**MATERIAL TO PROCESS**:
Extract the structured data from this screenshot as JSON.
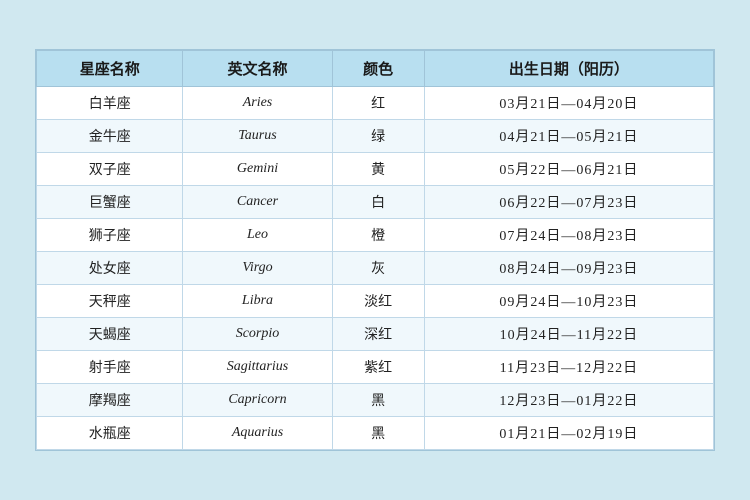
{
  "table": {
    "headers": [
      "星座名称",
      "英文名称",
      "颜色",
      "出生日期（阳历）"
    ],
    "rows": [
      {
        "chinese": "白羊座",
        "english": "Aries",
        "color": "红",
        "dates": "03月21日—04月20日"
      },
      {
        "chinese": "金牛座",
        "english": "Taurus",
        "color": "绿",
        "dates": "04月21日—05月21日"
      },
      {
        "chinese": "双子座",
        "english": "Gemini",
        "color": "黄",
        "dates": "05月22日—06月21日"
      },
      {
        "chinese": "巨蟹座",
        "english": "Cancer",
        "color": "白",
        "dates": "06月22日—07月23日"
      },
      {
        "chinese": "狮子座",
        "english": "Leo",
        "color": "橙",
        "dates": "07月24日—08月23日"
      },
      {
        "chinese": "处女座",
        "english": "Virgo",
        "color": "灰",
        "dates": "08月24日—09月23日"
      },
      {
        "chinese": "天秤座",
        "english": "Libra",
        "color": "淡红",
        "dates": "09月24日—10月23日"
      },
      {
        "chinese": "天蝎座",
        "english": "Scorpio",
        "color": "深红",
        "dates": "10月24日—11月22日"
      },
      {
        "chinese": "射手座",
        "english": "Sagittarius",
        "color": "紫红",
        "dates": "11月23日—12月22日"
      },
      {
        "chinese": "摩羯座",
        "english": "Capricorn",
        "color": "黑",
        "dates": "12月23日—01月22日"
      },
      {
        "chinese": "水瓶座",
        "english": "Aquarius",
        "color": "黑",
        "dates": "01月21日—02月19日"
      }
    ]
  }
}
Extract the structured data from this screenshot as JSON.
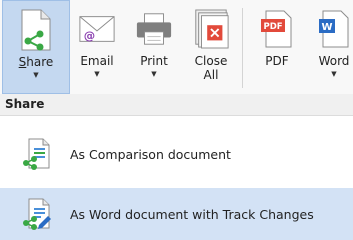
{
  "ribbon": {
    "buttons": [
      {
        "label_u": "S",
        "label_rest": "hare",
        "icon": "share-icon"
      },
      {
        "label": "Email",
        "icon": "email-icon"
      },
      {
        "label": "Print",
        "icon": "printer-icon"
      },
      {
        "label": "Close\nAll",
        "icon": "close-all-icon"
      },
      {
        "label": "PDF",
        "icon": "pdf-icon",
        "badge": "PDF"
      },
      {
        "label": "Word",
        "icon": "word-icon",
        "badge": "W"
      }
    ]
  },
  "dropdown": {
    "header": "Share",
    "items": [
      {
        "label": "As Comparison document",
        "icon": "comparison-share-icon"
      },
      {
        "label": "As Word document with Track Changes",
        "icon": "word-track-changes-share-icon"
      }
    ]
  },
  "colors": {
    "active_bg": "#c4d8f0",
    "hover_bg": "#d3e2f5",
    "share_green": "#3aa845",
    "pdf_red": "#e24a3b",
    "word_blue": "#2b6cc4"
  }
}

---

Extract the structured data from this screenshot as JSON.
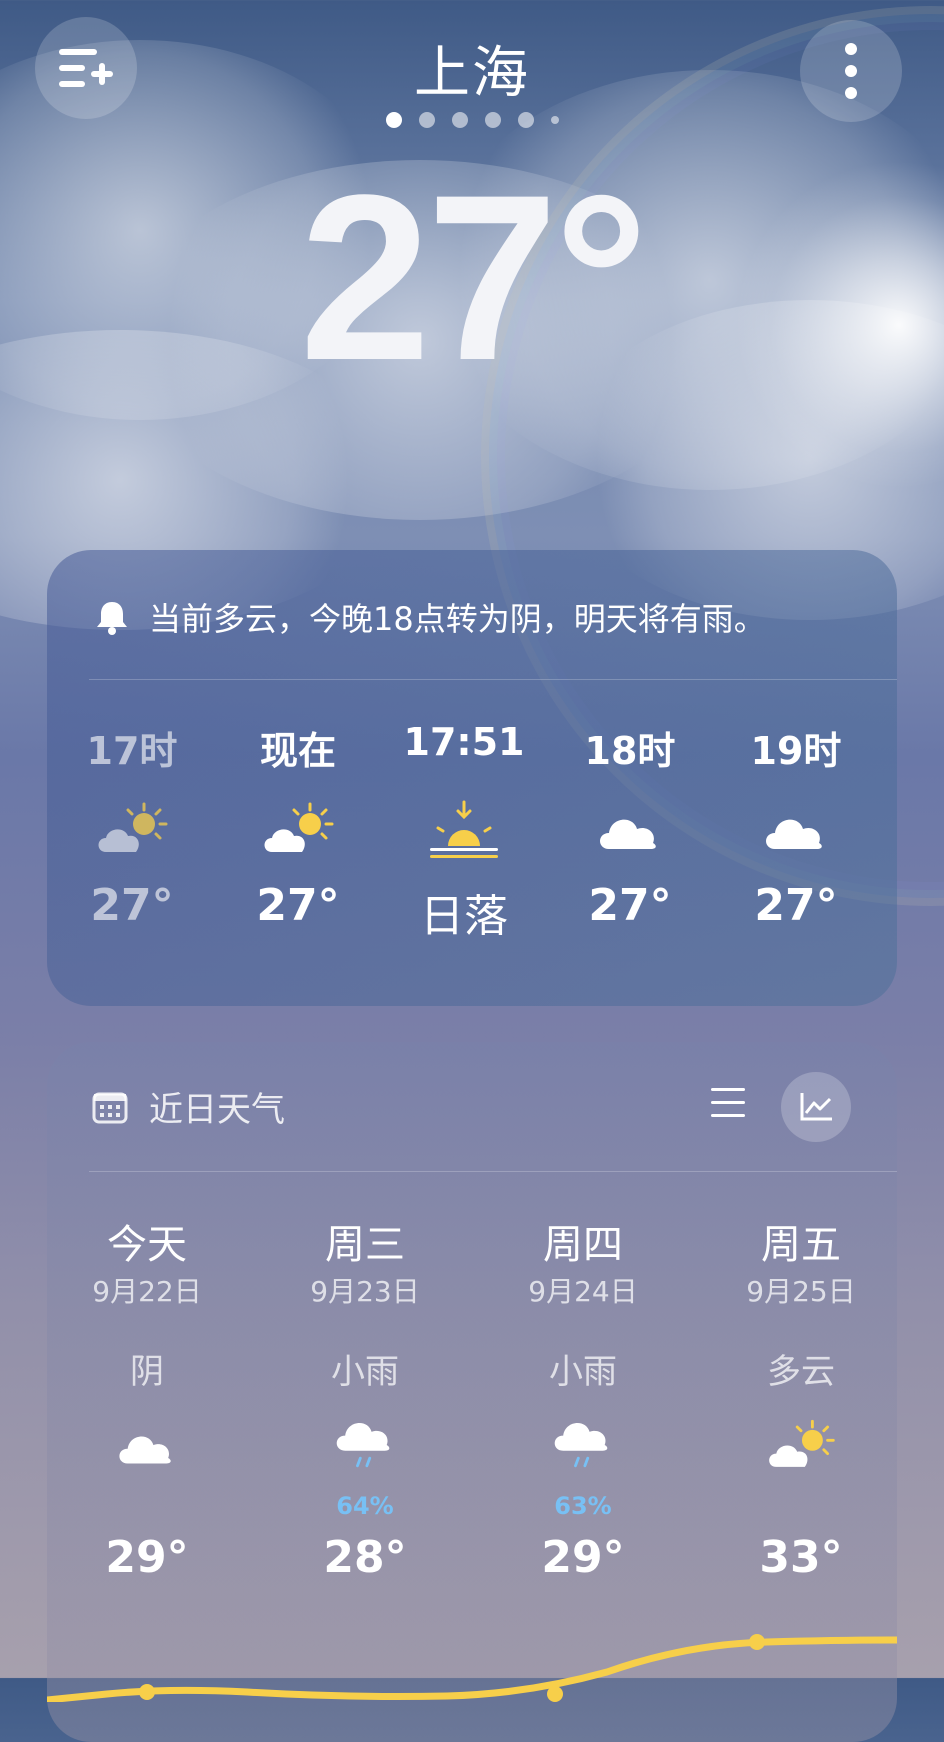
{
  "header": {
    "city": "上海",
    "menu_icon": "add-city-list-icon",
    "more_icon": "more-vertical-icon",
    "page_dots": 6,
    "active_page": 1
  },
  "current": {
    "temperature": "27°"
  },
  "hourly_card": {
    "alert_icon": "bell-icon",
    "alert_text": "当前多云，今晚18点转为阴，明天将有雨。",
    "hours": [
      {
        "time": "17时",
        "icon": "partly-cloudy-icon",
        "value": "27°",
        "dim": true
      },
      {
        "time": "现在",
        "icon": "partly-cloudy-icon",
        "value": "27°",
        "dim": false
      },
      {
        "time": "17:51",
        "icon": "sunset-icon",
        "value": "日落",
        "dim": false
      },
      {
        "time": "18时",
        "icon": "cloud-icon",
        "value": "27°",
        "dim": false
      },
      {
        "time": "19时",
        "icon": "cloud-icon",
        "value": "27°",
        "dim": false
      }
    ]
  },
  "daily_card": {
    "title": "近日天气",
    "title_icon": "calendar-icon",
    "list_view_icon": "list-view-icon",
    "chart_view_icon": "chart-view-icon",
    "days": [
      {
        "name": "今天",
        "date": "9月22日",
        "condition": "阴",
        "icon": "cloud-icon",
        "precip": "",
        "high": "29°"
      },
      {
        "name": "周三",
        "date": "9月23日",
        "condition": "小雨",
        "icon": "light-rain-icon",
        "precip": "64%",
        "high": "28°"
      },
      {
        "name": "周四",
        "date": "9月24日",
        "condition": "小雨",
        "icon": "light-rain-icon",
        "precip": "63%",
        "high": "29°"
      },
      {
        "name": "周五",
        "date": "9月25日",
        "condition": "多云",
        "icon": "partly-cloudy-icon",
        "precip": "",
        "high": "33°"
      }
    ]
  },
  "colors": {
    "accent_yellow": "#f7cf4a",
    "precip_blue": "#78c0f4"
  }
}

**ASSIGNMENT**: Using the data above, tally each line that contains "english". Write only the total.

**TASK OUTPUT**: 11